Students with Speech Impairments
You may work with some students who appear shy and withdrawn when you call on them in class or attempt to engage them in conversation outside of the classroom. They may use single words or short phrases when communicating verbally or delay in responding, as they seem to struggle in finding the correct words. Some students have difficulty coming to the point or staying on the topic in their oral communication, even though they appear to understand the information being discussed or communicate effectively in writing.
These observable traits may be signs that the student has a speech impairment that he or she was born with or that has resulted from illness or injury. The condition may also be part of another disability. In any case, the college student with a speech impairment may be reluctant to talk with you about such difficulties because he or she feels frustrated expressing thoughts orally. Unless it has been recently acquired, the student will may have received some speech therapy.
Types of Speech Conditions
Impairments include: problems with the way words are pronounced (omitting, distorting or substituting sounds in the words spoken); voice quality (volume, pitch, tonal quality, or chronic hoarseness); rate of speech (long pauses while searching for the right word, stuttering, speaking too quickly or too slowly, or stopping and starting of speech with the use of filler words, i.e., um, er, uh); esophageal speech (resulting from a laryngectomy). Occasionally distorted movements and facial expressions may accompany these conditions.
Many students with speech impairments will be hesitant about participating in activities that require speaking.
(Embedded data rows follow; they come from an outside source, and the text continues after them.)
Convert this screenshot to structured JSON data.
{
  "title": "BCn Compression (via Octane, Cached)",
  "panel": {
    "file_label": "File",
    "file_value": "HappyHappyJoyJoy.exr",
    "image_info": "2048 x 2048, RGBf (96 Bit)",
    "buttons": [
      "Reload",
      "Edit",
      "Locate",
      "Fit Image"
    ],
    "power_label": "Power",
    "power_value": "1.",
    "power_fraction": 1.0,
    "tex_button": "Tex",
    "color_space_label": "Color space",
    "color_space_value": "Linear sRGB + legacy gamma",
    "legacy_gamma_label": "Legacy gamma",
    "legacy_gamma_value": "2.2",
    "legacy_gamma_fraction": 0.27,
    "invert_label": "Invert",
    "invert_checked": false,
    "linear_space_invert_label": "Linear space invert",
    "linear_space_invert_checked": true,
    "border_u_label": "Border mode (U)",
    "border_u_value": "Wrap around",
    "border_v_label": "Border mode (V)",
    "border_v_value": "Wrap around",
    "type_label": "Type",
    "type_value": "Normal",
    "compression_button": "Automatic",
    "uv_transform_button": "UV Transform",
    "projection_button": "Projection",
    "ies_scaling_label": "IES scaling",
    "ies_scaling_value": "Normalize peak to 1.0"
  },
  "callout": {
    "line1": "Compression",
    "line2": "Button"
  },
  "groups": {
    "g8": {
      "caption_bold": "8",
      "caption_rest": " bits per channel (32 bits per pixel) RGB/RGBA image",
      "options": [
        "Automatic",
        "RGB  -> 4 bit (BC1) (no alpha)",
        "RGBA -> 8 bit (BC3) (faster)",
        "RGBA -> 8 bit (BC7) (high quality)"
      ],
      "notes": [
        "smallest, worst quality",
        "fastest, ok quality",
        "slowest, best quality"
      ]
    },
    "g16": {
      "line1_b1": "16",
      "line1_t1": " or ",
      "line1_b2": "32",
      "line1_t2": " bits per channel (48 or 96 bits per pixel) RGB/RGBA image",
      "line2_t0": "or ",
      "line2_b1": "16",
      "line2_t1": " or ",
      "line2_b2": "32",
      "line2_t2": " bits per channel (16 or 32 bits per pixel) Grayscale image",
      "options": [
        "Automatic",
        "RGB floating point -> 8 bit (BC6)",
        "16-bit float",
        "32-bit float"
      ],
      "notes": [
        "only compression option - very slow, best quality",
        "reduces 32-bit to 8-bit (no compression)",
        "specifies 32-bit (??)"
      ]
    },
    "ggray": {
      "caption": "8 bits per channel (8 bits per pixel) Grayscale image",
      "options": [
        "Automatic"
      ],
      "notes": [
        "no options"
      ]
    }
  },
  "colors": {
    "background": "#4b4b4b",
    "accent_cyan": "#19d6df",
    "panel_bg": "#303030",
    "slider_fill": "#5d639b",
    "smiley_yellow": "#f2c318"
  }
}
Even if the student has adjusted well to a speech impairment, new situations may aggravate old anxieties. Therefore, if making oral reports, reading aloud in class, or responding to tests orally is a part of, but not an essential component of your course, you may wish to discuss alternatives with the student. Please keep in mind that speaking in front of a group can be an agonizing experience for any student, whether or not they have a speech impairment.
Interacting with the Student
It is important to encourage the student with a speech impairment to express him or herself and to allow time for the student to organize thoughts and formulate responses before speaking.
Make a point of concentrating on the content of what the student says rather than on the format, and keep in mind that regardless of the type of communication the student is always an equal intellectual participant in the class. It is also beneficial to resist the temptation to complete words and phrases for the speech-impaired student. By patiently accepting and responding to all attempts at communication, the professor can set the mood that aids a student’s effective self expression in class and encourages appropriate reactions from other students.
Persons, who cannot speak and who are otherwise physically disabled so that they cannot sign, write, or type, may use a variety of communication aids. Some individuals may use sophisticated electronic "speaking" machines, activated by punching a keyboard with a head pointer or mouth wand (both assistive devices that allow individuals to perform tasks that would ordinarily be performed by hand or finger movement). Others may rely on a spelling board that consists of a layout of the alphabet and a few common words and phrases ("yes" or "no") to which a speech impaired person points and an assistant may speak out loud. Individuals with speech impairments may use devices that provide a "ticker tape" printout or display the message on a calculator-like screen across which the characters move. With less portable devices, the message may be displayed on a TV screen. Most frequently, these students need respect, patience, quiet encouragement, and an opportunity to develop self-confidence in an unfamiliar group.
Accommodations May Include
Oral presentations may be a concern for students with speech impairments and their instructors. It is recommended that instructors openly discuss these concerns with the student and come up with adjustments to oral assignments, if needed. Listed below are several possibilities for alterations.
- Modifications of oral assignments by allowing one-to-one presentations (between you and the student) or the use of a computer with a voice synthesizer.
- Allowing substitutions for oral class reports, where the oral report is not fundamental to the class.